This type of planning can be incredibly valuable and shouldn’t be overlooked, but it is only one part of the puzzle. It is important that we don’t fall into the trap of assuming stakeholder communication is a one-way street, and something that can be rigidly planned in advance. Ultimately, engagement shouldn’t be something that is ‘done to’ people, it ought to be something that is created ‘with’ them. With that in mind, it seems somewhat ironic that in many projects ‘stakeholder planning’ is conducted without key stakeholder representatives present, and without thinking much about how the change team itself might need to change.
A key route to gaining stakeholder engagement is the act of engaging. It is worth briefly exploring the meaning of that word. In its common usage it has several meanings, two of which are:
- The act of ‘engaging’, a verb: this could involve going out and speaking to a key stakeholder
- Being ‘engaging’, an adjective: this is a property of a person, team or perhaps even an initiative itself. I’m sure you have met people in the past that you would say are ‘engaging’ in their approach
Most engagement strategies focus on the activities, the processes and the tasks. Much less time, if any, is spent asking the question “how will we ensure our stakeholders see us as being truly engaging? What might we need to change about our methods and processes to ensure that we work in a way that they find valuable and engaging?”
This implies flexibility amongst the change team itself. There is often an assumption that this team ‘owns’ the change and can implement it in just about any way that they see fit. There is then a serious danger that engagement gets reduced to handling objections and pacifying those who disagree. In situations like this there might be an engagement plan, but it quickly becomes a tick box exercise, as everyone knows the change will be steamrollered through whatever anyone says.
Yet if we are serious about engagement, surely we need to avoid these situations and surely we need to be prepared to adapt too?
Changing The Conversation

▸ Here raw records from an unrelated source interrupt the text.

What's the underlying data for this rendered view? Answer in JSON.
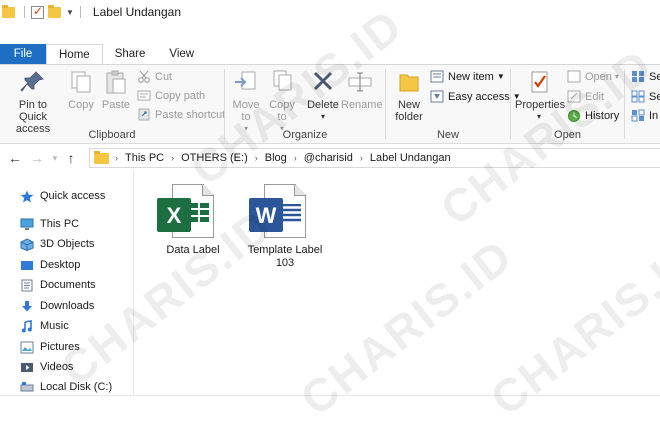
{
  "window": {
    "title": "Label Undangan"
  },
  "tabs": [
    {
      "label": "File"
    },
    {
      "label": "Home"
    },
    {
      "label": "Share"
    },
    {
      "label": "View"
    }
  ],
  "ribbon": {
    "clipboard": {
      "group_label": "Clipboard",
      "pin": "Pin to Quick access",
      "copy": "Copy",
      "paste": "Paste",
      "cut": "Cut",
      "copy_path": "Copy path",
      "paste_shortcut": "Paste shortcut"
    },
    "organize": {
      "group_label": "Organize",
      "move_to": "Move to",
      "copy_to": "Copy to",
      "delete": "Delete",
      "rename": "Rename"
    },
    "new": {
      "group_label": "New",
      "new_folder": "New folder",
      "new_item": "New item",
      "easy_access": "Easy access"
    },
    "open": {
      "group_label": "Open",
      "properties": "Properties",
      "open": "Open",
      "edit": "Edit",
      "history": "History"
    },
    "select": {
      "item1": "Se",
      "item2": "Se",
      "item3": "In"
    }
  },
  "address": {
    "crumbs": [
      "This PC",
      "OTHERS (E:)",
      "Blog",
      "@charisid",
      "Label Undangan"
    ]
  },
  "nav": {
    "items": [
      {
        "label": "Quick access"
      },
      {
        "label": "This PC"
      },
      {
        "label": "3D Objects"
      },
      {
        "label": "Desktop"
      },
      {
        "label": "Documents"
      },
      {
        "label": "Downloads"
      },
      {
        "label": "Music"
      },
      {
        "label": "Pictures"
      },
      {
        "label": "Videos"
      },
      {
        "label": "Local Disk (C:)"
      }
    ]
  },
  "files": [
    {
      "name": "Data Label",
      "type_letter": "X"
    },
    {
      "name_line1": "Template Label",
      "name_line2": "103",
      "type_letter": "W"
    }
  ],
  "watermark": "CHARIS.ID",
  "colors": {
    "file_tab": "#1e6fc3",
    "excel": "#1d6f42",
    "word": "#2b579a",
    "folder": "#f5c544"
  }
}
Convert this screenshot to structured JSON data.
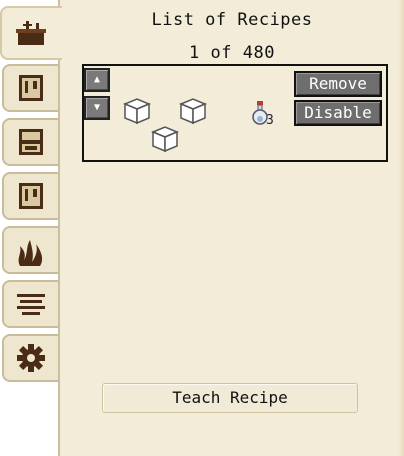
{
  "header": {
    "title": "List of Recipes",
    "page_counter": "1 of 480"
  },
  "tabs": [
    {
      "icon": "cake-icon",
      "active": true
    },
    {
      "icon": "book-icon",
      "active": false
    },
    {
      "icon": "furnace-icon",
      "active": false
    },
    {
      "icon": "book-icon",
      "active": false
    },
    {
      "icon": "fire-icon",
      "active": false
    },
    {
      "icon": "wind-icon",
      "active": false
    },
    {
      "icon": "gear-icon",
      "active": false
    }
  ],
  "recipe": {
    "up_label": "▲",
    "down_label": "▼",
    "ingredients": [
      "cube-icon",
      "cube-icon",
      "cube-icon"
    ],
    "output": {
      "icon": "potion-icon",
      "count": "3"
    },
    "remove_label": "Remove",
    "disable_label": "Disable"
  },
  "footer": {
    "teach_label": "Teach Recipe"
  },
  "colors": {
    "parchment": "#f3ecd8",
    "button_gray": "#6e6e6e",
    "icon_brown": "#4a2c16"
  }
}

To avoid these types of situations occurring, it’s important to have early conversations with relevant stakeholders. By making early contact we have the opportunity to gain an understanding of their needs, fears, and other concerns. We effectively change the conversation from one that is framed as “here’s how we’re going to engage with you” to “how would you like to participate, and what is of interest/concern to you?”. Early conversations will help us to validate any assumptions made during the planning phases, and will help us refine any stakeholder analysis diagrams we’ve created. We can get concerns out on the table early so that they can be discussed and so that people have a genuine opportunity to be heard.
We can also gather insight on how and when different stakeholders would like to be involved. By getting an understanding of their communication preferences, we can think about the techniques and approaches that would work particularly well for them. Stakeholders that sketch out problems on a virtual whiteboard might be very appreciative if we use diagrams and models when communicating with them. Others might prefer explanatory text. Either way, this might have an impact on the types of artefacts we create or the order in which we create them. We should be prepared to adapt the tools we use for the context, and who is involved is an important part of that context.
Engagement Is Ongoing
As with many other activities, stakeholder engagement is something that is ongoing. It doesn’t even have to end when the change is implemented, relationships between people often sustain for much longer. Whichever approaches are used, being adaptable, understanding stakeholder needs and shifting the conversation will pay dividends in the long run. Flexibility is key, and those involved in change ought to be prepared to change too!
by Adrian Reed, Business Analysis Expert